WORK ITEM: Whenever a line contains the string "para", copy it out of the entries.
[[ DATA TO PROCESS, beginning ]]
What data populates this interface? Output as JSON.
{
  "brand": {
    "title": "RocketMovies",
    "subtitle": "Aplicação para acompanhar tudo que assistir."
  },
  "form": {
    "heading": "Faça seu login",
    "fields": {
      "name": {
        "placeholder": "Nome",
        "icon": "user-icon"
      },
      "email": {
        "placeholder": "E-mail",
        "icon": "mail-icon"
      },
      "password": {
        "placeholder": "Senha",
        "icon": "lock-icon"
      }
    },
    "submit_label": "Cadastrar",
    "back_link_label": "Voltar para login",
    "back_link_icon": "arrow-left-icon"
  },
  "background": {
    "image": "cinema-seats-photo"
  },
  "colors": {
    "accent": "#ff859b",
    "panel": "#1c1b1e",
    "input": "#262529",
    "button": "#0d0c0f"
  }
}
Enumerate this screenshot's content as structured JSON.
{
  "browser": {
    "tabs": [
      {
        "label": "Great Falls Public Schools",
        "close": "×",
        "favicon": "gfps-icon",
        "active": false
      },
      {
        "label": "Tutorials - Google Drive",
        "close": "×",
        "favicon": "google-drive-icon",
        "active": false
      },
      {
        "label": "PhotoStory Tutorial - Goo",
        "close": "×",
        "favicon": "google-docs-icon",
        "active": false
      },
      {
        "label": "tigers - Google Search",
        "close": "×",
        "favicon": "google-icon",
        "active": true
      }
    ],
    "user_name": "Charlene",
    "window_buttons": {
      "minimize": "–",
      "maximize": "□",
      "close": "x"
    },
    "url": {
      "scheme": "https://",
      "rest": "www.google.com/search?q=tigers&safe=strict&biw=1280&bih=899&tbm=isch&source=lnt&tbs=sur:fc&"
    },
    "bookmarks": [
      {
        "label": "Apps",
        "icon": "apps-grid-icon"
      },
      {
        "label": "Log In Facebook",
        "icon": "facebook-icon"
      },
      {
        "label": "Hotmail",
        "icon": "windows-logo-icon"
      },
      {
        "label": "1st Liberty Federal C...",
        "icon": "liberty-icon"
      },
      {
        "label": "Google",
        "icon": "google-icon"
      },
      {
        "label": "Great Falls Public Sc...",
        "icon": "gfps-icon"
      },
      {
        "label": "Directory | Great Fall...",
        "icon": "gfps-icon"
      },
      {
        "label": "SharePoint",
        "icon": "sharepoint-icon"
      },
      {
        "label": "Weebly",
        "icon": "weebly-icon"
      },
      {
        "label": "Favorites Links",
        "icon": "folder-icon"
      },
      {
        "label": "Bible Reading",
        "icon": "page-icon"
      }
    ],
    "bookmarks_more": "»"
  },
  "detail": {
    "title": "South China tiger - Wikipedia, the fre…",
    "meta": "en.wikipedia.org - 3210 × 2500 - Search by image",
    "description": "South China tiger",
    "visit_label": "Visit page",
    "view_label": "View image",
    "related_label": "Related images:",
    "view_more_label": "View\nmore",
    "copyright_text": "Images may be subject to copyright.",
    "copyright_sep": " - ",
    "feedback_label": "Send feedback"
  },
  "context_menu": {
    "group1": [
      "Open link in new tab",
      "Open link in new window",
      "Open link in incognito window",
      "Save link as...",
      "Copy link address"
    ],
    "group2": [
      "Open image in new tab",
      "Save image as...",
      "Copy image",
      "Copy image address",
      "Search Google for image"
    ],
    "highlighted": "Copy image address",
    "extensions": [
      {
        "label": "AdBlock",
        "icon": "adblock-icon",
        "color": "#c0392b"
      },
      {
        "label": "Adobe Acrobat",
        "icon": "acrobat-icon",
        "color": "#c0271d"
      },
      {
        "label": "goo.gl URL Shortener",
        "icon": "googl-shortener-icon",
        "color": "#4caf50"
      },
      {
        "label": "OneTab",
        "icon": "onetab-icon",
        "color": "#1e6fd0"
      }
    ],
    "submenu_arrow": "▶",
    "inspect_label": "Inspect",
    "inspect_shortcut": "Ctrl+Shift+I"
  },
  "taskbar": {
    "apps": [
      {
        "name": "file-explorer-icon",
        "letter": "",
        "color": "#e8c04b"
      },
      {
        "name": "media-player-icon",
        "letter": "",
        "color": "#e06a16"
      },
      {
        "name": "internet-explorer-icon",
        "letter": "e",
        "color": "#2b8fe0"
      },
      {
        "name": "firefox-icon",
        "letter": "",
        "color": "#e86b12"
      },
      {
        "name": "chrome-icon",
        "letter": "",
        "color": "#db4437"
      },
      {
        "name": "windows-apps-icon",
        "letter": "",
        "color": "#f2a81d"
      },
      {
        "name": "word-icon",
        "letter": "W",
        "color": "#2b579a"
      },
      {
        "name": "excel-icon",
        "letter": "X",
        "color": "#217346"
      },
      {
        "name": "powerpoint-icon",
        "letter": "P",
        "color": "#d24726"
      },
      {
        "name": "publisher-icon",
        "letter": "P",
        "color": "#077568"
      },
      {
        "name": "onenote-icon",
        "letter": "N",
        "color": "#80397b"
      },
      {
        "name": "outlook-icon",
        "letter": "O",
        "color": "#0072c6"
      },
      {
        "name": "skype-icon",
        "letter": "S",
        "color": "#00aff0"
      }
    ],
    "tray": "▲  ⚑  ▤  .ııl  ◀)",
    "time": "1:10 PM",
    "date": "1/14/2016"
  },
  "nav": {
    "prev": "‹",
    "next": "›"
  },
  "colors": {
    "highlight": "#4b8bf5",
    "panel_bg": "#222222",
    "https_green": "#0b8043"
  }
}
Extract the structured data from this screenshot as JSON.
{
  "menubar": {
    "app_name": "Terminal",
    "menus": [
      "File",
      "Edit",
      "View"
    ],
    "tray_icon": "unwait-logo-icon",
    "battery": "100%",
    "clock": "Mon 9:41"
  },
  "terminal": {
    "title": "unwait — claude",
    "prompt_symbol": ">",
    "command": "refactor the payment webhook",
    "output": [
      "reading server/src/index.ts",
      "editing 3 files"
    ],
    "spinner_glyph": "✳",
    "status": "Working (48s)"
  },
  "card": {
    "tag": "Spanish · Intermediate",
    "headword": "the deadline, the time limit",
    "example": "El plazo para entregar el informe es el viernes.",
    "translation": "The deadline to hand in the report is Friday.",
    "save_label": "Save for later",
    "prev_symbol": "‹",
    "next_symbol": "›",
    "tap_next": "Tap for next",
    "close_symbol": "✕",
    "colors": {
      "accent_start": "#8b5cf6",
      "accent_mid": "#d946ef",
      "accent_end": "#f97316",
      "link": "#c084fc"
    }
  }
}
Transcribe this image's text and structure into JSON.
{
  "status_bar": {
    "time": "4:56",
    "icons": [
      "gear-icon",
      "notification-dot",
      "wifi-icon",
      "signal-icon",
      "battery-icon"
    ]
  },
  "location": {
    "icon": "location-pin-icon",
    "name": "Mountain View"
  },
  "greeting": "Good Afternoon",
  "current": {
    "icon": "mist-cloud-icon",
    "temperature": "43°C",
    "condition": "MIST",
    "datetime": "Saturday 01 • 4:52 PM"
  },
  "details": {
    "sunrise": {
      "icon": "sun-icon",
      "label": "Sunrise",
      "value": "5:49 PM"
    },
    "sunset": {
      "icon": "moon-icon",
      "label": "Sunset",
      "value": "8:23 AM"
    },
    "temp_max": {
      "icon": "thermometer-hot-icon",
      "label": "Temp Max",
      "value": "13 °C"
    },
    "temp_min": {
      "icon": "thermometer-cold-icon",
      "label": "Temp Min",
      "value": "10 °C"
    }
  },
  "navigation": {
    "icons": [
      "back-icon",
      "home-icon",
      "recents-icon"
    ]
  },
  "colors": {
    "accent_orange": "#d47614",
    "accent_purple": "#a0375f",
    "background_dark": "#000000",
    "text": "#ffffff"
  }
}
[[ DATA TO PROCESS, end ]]
YOUR RESPONSE:
    "subtitle": "Aplicação para acompanhar tudo que assistir."
    "back_link_label": "Voltar para login",
    "example": "El plazo para entregar el informe es el viernes.",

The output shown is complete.